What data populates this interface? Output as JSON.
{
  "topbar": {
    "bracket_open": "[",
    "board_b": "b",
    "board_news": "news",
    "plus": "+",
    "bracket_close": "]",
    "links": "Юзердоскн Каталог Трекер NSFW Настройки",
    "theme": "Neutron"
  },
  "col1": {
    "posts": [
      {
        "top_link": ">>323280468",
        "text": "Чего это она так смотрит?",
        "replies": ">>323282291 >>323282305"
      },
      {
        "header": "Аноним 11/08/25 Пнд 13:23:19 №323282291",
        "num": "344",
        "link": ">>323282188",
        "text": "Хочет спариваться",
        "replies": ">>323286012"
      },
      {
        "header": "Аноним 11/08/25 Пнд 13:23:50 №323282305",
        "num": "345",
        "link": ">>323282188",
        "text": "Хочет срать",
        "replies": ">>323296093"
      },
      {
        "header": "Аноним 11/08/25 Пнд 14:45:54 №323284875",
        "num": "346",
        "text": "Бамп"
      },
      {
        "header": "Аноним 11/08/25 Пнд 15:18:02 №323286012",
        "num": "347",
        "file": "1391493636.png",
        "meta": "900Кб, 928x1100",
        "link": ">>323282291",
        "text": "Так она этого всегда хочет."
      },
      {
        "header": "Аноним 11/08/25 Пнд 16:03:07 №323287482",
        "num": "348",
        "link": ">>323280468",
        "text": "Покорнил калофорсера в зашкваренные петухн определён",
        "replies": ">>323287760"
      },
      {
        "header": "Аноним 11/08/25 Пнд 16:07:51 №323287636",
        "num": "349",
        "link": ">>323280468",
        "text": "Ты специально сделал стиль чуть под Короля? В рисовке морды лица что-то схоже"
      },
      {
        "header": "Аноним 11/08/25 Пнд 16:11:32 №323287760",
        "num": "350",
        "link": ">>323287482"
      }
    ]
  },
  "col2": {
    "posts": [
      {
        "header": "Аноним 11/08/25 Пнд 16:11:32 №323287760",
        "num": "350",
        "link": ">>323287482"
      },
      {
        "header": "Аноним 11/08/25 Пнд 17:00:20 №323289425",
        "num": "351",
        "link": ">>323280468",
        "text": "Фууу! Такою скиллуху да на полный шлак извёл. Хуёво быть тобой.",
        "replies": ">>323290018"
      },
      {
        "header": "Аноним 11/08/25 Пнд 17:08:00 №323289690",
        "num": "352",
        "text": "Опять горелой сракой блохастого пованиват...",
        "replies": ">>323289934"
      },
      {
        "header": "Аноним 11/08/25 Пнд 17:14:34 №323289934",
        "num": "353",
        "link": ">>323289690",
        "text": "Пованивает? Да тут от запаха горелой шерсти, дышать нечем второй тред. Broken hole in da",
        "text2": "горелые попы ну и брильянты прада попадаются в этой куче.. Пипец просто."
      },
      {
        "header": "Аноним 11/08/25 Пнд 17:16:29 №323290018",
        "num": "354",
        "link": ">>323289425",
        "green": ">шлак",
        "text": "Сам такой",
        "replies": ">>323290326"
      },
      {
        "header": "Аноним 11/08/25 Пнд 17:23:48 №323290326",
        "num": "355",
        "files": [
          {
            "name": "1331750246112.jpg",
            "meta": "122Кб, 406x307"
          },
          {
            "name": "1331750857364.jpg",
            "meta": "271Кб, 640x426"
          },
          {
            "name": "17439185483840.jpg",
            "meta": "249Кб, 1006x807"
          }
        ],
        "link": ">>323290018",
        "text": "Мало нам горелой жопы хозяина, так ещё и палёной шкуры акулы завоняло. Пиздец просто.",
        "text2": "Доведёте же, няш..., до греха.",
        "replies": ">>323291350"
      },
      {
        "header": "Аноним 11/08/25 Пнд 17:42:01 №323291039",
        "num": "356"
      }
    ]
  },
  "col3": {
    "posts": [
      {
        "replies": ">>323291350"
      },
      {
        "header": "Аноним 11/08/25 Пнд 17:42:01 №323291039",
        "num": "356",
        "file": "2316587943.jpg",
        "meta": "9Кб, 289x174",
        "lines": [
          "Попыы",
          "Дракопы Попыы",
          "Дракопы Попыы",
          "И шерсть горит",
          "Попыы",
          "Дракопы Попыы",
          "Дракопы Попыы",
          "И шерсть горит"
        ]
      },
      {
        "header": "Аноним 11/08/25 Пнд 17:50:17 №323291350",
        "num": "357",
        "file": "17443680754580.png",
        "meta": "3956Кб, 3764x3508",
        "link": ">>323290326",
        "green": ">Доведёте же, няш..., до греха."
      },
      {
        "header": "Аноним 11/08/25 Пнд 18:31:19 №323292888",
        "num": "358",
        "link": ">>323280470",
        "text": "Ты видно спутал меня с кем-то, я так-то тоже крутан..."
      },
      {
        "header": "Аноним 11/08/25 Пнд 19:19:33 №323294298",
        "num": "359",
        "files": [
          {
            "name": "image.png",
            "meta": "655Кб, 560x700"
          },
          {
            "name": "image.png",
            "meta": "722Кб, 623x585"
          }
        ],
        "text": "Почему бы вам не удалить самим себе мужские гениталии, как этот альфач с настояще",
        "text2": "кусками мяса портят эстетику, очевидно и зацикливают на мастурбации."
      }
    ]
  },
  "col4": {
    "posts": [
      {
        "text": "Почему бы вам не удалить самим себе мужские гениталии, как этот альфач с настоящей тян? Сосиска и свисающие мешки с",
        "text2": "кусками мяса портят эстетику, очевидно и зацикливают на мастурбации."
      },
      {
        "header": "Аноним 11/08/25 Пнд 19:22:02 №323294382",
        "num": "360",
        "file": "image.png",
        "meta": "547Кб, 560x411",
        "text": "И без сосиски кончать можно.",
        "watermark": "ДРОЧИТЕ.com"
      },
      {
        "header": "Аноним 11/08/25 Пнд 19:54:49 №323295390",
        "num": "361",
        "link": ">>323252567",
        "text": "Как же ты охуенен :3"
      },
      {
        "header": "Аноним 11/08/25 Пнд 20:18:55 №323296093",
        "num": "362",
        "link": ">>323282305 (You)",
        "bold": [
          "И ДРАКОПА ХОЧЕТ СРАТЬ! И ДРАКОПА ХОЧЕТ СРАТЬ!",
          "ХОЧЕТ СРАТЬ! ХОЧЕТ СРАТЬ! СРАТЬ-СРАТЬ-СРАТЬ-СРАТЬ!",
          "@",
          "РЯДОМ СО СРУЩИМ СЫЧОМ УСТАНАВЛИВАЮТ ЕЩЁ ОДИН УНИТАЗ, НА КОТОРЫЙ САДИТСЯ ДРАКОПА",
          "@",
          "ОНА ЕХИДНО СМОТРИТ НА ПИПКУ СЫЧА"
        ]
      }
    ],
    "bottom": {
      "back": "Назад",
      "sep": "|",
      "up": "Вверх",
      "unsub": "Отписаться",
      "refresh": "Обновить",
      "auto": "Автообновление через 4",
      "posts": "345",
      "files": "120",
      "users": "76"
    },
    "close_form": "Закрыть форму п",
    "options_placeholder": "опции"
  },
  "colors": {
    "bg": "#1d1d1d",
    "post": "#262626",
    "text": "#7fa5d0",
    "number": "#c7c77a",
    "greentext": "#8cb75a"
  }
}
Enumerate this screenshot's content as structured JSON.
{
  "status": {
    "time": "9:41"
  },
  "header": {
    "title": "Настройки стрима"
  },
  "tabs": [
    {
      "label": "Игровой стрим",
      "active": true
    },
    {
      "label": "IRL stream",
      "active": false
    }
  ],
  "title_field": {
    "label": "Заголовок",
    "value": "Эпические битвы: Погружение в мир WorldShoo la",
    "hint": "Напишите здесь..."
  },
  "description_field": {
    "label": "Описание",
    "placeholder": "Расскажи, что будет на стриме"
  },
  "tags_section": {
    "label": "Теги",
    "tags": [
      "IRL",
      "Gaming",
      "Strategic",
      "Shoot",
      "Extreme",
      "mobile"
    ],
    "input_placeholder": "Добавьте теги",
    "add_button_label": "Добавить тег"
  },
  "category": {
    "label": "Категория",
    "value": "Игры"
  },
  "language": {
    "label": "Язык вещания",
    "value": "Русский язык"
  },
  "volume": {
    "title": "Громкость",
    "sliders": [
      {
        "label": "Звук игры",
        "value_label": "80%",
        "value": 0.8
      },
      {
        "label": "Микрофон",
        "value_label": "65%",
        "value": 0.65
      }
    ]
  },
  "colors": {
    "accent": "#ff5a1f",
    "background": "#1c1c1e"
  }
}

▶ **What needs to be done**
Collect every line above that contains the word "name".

▶ **Response**
            "name": "1331750246112.jpg",
            "name": "1331750857364.jpg",
            "name": "17439185483840.jpg",
            "name": "image.png",
            "name": "image.png",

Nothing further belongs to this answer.